- [Work instruction] Would you return each record that follows word for word, without its pictures?

(Items from an interface collection)
══════
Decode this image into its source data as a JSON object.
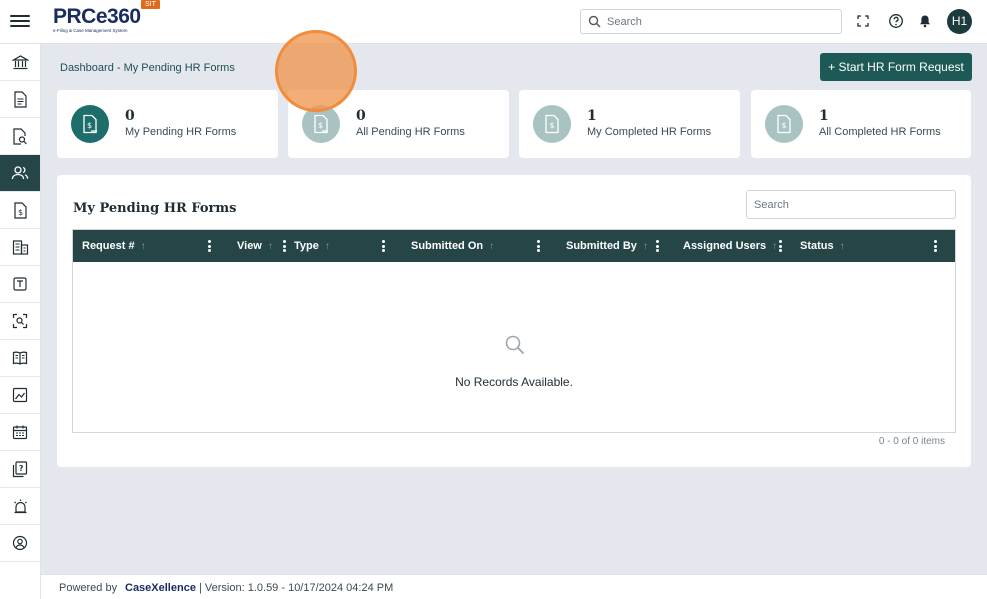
{
  "app": {
    "logo_text": "PRCe360",
    "logo_sub": "e-Filing & Case Management System",
    "env_badge": "SIT"
  },
  "topbar": {
    "search_placeholder": "Search",
    "icons": [
      "fullscreen-icon",
      "help-icon",
      "bell-icon"
    ],
    "avatar_initials": "H1"
  },
  "sidebar": {
    "items": [
      {
        "name": "institution-icon"
      },
      {
        "name": "document-icon"
      },
      {
        "name": "document-search-icon"
      },
      {
        "name": "users-icon",
        "active": true
      },
      {
        "name": "dollar-document-icon"
      },
      {
        "name": "building-icon"
      },
      {
        "name": "template-icon"
      },
      {
        "name": "scan-icon"
      },
      {
        "name": "book-icon"
      },
      {
        "name": "chart-icon"
      },
      {
        "name": "calendar-icon"
      },
      {
        "name": "question-document-icon"
      },
      {
        "name": "alarm-icon"
      },
      {
        "name": "user-circle-icon"
      }
    ]
  },
  "breadcrumb": "Dashboard - My Pending HR Forms",
  "start_button": "+ Start HR Form Request",
  "cards": [
    {
      "value": "0",
      "label": "My Pending HR Forms",
      "color": "#1d6e6b"
    },
    {
      "value": "0",
      "label": "All Pending HR Forms",
      "color": "#a9c3c3"
    },
    {
      "value": "1",
      "label": "My Completed HR Forms",
      "color": "#a9c3c3"
    },
    {
      "value": "1",
      "label": "All Completed HR Forms",
      "color": "#a9c3c3"
    }
  ],
  "panel": {
    "title": "My Pending HR Forms",
    "search_placeholder": "Search",
    "columns": [
      {
        "label": "Request #",
        "sortable": true
      },
      {
        "label": "View",
        "sortable": true
      },
      {
        "label": "Type",
        "sortable": true
      },
      {
        "label": "Submitted On",
        "sortable": true
      },
      {
        "label": "Submitted By",
        "sortable": true
      },
      {
        "label": "Assigned Users",
        "sortable": true
      },
      {
        "label": "Status",
        "sortable": true
      }
    ],
    "empty_text": "No Records Available.",
    "pager_text": "0 - 0 of 0 items"
  },
  "footer": {
    "powered_by": "Powered by",
    "brand": "CaseXellence",
    "version": "|   Version: 1.0.59 - 10/17/2024 04:24 PM"
  },
  "colors": {
    "accent": "#254546",
    "button": "#1d5a57",
    "touch_indicator": "#f08c3c"
  }
}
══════
- [Task output]
Decode this image into its source data as a JSON object.
{
  "app": {
    "logo_text": "PRCe360",
    "logo_sub": "e-Filing & Case Management System",
    "env_badge": "SIT"
  },
  "topbar": {
    "search_placeholder": "Search",
    "icons": [
      "fullscreen-icon",
      "help-icon",
      "bell-icon"
    ],
    "avatar_initials": "H1"
  },
  "sidebar": {
    "items": [
      {
        "name": "institution-icon"
      },
      {
        "name": "document-icon"
      },
      {
        "name": "document-search-icon"
      },
      {
        "name": "users-icon",
        "active": true
      },
      {
        "name": "dollar-document-icon"
      },
      {
        "name": "building-icon"
      },
      {
        "name": "template-icon"
      },
      {
        "name": "scan-icon"
      },
      {
        "name": "book-icon"
      },
      {
        "name": "chart-icon"
      },
      {
        "name": "calendar-icon"
      },
      {
        "name": "question-document-icon"
      },
      {
        "name": "alarm-icon"
      },
      {
        "name": "user-circle-icon"
      }
    ]
  },
  "breadcrumb": "Dashboard - My Pending HR Forms",
  "start_button": "+ Start HR Form Request",
  "cards": [
    {
      "value": "0",
      "label": "My Pending HR Forms",
      "color": "#1d6e6b"
    },
    {
      "value": "0",
      "label": "All Pending HR Forms",
      "color": "#a9c3c3"
    },
    {
      "value": "1",
      "label": "My Completed HR Forms",
      "color": "#a9c3c3"
    },
    {
      "value": "1",
      "label": "All Completed HR Forms",
      "color": "#a9c3c3"
    }
  ],
  "panel": {
    "title": "My Pending HR Forms",
    "search_placeholder": "Search",
    "columns": [
      {
        "label": "Request #",
        "sortable": true
      },
      {
        "label": "View",
        "sortable": true
      },
      {
        "label": "Type",
        "sortable": true
      },
      {
        "label": "Submitted On",
        "sortable": true
      },
      {
        "label": "Submitted By",
        "sortable": true
      },
      {
        "label": "Assigned Users",
        "sortable": true
      },
      {
        "label": "Status",
        "sortable": true
      }
    ],
    "empty_text": "No Records Available.",
    "pager_text": "0 - 0 of 0 items"
  },
  "footer": {
    "powered_by": "Powered by",
    "brand": "CaseXellence",
    "version": "|   Version: 1.0.59 - 10/17/2024 04:24 PM"
  },
  "colors": {
    "accent": "#254546",
    "button": "#1d5a57",
    "touch_indicator": "#f08c3c"
  }
}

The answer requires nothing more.